Exercise goal: The response must match the data below exactly, line for line.

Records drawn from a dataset
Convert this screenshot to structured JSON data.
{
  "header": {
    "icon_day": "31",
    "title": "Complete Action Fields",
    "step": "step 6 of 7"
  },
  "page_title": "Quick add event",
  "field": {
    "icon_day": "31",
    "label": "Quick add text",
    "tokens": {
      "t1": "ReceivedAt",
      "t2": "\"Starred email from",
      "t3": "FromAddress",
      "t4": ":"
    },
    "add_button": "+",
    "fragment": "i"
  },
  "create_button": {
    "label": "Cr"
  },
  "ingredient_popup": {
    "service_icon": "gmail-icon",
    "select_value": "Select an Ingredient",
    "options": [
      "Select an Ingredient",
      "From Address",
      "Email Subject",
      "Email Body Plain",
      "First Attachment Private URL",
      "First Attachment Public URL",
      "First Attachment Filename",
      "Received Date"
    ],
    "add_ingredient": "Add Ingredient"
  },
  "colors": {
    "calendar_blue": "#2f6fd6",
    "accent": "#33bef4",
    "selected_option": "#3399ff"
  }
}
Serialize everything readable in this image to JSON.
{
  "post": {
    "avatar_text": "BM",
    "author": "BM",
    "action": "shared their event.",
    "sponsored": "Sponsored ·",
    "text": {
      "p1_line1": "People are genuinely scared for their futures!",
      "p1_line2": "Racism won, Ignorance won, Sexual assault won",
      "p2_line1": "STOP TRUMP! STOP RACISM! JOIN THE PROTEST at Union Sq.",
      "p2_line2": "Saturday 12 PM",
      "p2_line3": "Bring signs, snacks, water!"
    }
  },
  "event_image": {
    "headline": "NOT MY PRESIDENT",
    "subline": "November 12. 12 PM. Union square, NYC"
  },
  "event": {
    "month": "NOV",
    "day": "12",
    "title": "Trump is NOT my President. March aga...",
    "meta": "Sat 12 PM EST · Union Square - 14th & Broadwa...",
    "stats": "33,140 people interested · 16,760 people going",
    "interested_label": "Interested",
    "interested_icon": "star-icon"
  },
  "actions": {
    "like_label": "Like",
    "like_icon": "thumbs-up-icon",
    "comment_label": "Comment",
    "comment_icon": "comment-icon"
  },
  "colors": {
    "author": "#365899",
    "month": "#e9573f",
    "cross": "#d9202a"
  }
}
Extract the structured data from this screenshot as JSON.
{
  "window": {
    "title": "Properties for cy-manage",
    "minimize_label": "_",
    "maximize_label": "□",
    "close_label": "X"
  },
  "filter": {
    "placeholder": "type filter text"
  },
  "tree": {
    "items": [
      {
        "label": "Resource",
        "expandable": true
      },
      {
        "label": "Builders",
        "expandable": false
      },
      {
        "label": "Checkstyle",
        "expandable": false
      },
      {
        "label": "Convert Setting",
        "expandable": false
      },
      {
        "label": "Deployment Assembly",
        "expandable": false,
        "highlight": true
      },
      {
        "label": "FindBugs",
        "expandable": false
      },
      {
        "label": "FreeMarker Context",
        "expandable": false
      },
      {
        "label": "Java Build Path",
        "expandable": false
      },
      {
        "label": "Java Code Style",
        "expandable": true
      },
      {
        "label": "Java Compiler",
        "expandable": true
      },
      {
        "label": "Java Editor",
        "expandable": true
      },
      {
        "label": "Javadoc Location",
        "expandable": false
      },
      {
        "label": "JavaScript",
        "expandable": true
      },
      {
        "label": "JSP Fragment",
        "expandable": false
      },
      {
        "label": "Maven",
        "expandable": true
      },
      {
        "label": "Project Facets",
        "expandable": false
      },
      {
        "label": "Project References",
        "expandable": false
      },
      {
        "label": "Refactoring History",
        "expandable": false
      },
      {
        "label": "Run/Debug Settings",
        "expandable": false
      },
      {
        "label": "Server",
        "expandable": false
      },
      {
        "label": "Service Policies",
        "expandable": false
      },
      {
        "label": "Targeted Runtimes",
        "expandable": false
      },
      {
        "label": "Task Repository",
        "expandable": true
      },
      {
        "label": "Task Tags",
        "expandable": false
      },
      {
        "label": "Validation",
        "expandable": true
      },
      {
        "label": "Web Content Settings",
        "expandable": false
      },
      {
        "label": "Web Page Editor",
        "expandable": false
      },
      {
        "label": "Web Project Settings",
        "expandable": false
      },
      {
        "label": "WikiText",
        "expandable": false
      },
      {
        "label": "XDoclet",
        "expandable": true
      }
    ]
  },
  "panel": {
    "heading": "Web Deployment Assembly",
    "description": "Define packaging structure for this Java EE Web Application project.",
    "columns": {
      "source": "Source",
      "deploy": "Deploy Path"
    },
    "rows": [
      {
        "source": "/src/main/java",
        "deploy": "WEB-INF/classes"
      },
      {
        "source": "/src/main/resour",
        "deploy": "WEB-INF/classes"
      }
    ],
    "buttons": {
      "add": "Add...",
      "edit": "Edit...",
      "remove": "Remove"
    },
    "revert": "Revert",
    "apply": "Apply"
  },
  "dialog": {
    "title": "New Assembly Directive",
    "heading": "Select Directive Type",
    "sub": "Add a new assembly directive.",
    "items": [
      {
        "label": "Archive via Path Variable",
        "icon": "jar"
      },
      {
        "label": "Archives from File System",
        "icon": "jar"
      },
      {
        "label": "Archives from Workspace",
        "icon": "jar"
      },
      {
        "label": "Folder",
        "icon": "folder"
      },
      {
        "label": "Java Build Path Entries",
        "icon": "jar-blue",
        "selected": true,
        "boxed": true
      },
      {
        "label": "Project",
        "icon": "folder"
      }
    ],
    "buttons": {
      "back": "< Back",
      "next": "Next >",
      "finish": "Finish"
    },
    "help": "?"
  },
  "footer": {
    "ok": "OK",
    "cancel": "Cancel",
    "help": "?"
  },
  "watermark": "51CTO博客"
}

Response to the task:
Convert this screenshot to structured JSON data.
{
  "header": {
    "icon_day": "31",
    "title": "Complete Action Fields",
    "step": "step 6 of 7"
  },
  "page_title": "Quick add event",
  "field": {
    "icon_day": "31",
    "label": "Quick add text",
    "tokens": {
      "t1": "ReceivedAt",
      "t2": "\"Starred email from",
      "t3": "FromAddress",
      "t4": ":"
    },
    "add_button": "+",
    "fragment": "i"
  },
  "create_button": {
    "label": "Cr"
  },
  "ingredient_popup": {
    "service_icon": "gmail-icon",
    "select_value": "Select an Ingredient",
    "options": [
      "Select an Ingredient",
      "From Address",
      "Email Subject",
      "Email Body Plain",
      "First Attachment Private URL",
      "First Attachment Public URL",
      "First Attachment Filename",
      "Received Date"
    ],
    "add_ingredient": "Add Ingredient"
  },
  "colors": {
    "calendar_blue": "#2f6fd6",
    "accent": "#33bef4",
    "selected_option": "#3399ff"
  }
}
Serialize everything readable in this image to JSON.
{
  "post": {
    "avatar_text": "BM",
    "author": "BM",
    "action": "shared their event.",
    "sponsored": "Sponsored ·",
    "text": {
      "p1_line1": "People are genuinely scared for their futures!",
      "p1_line2": "Racism won, Ignorance won, Sexual assault won",
      "p2_line1": "STOP TRUMP! STOP RACISM! JOIN THE PROTEST at Union Sq.",
      "p2_line2": "Saturday 12 PM",
      "p2_line3": "Bring signs, snacks, water!"
    }
  },
  "event_image": {
    "headline": "NOT MY PRESIDENT",
    "subline": "November 12. 12 PM. Union square, NYC"
  },
  "event": {
    "month": "NOV",
    "day": "12",
    "title": "Trump is NOT my President. March aga...",
    "meta": "Sat 12 PM EST · Union Square - 14th & Broadwa...",
    "stats": "33,140 people interested · 16,760 people going",
    "interested_label": "Interested",
    "interested_icon": "star-icon"
  },
  "actions": {
    "like_label": "Like",
    "like_icon": "thumbs-up-icon",
    "comment_label": "Comment",
    "comment_icon": "comment-icon"
  },
  "colors": {
    "author": "#365899",
    "month": "#e9573f",
    "cross": "#d9202a"
  }
}
Extract the structured data from this screenshot as JSON.
{
  "window": {
    "title": "Properties for cy-manage",
    "minimize_label": "_",
    "maximize_label": "□",
    "close_label": "X"
  },
  "filter": {
    "placeholder": "type filter text"
  },
  "tree": {
    "items": [
      {
        "label": "Resource",
        "expandable": true
      },
      {
        "label": "Builders",
        "expandable": false
      },
      {
        "label": "Checkstyle",
        "expandable": false
      },
      {
        "label": "Convert Setting",
        "expandable": false
      },
      {
        "label": "Deployment Assembly",
        "expandable": false,
        "highlight": true
      },
      {
        "label": "FindBugs",
        "expandable": false
      },
      {
        "label": "FreeMarker Context",
        "expandable": false
      },
      {
        "label": "Java Build Path",
        "expandable": false
      },
      {
        "label": "Java Code Style",
        "expandable": true
      },
      {
        "label": "Java Compiler",
        "expandable": true
      },
      {
        "label": "Java Editor",
        "expandable": true
      },
      {
        "label": "Javadoc Location",
        "expandable": false
      },
      {
        "label": "JavaScript",
        "expandable": true
      },
      {
        "label": "JSP Fragment",
        "expandable": false
      },
      {
        "label": "Maven",
        "expandable": true
      },
      {
        "label": "Project Facets",
        "expandable": false
      },
      {
        "label": "Project References",
        "expandable": false
      },
      {
        "label": "Refactoring History",
        "expandable": false
      },
      {
        "label": "Run/Debug Settings",
        "expandable": false
      },
      {
        "label": "Server",
        "expandable": false
      },
      {
        "label": "Service Policies",
        "expandable": false
      },
      {
        "label": "Targeted Runtimes",
        "expandable": false
      },
      {
        "label": "Task Repository",
        "expandable": true
      },
      {
        "label": "Task Tags",
        "expandable": false
      },
      {
        "label": "Validation",
        "expandable": true
      },
      {
        "label": "Web Content Settings",
        "expandable": false
      },
      {
        "label": "Web Page Editor",
        "expandable": false
      },
      {
        "label": "Web Project Settings",
        "expandable": false
      },
      {
        "label": "WikiText",
        "expandable": false
      },
      {
        "label": "XDoclet",
        "expandable": true
      }
    ]
  },
  "panel": {
    "heading": "Web Deployment Assembly",
    "description": "Define packaging structure for this Java EE Web Application project.",
    "columns": {
      "source": "Source",
      "deploy": "Deploy Path"
    },
    "rows": [
      {
        "source": "/src/main/java",
        "deploy": "WEB-INF/classes"
      },
      {
        "source": "/src/main/resour",
        "deploy": "WEB-INF/classes"
      }
    ],
    "buttons": {
      "add": "Add...",
      "edit": "Edit...",
      "remove": "Remove"
    },
    "revert": "Revert",
    "apply": "Apply"
  },
  "dialog": {
    "title": "New Assembly Directive",
    "heading": "Select Directive Type",
    "sub": "Add a new assembly directive.",
    "items": [
      {
        "label": "Archive via Path Variable",
        "icon": "jar"
      },
      {
        "label": "Archives from File System",
        "icon": "jar"
      },
      {
        "label": "Archives from Workspace",
        "icon": "jar"
      },
      {
        "label": "Folder",
        "icon": "folder"
      },
      {
        "label": "Java Build Path Entries",
        "icon": "jar-blue",
        "selected": true,
        "boxed": true
      },
      {
        "label": "Project",
        "icon": "folder"
      }
    ],
    "buttons": {
      "back": "< Back",
      "next": "Next >",
      "finish": "Finish"
    },
    "help": "?"
  },
  "footer": {
    "ok": "OK",
    "cancel": "Cancel",
    "help": "?"
  },
  "watermark": "51CTO博客"
}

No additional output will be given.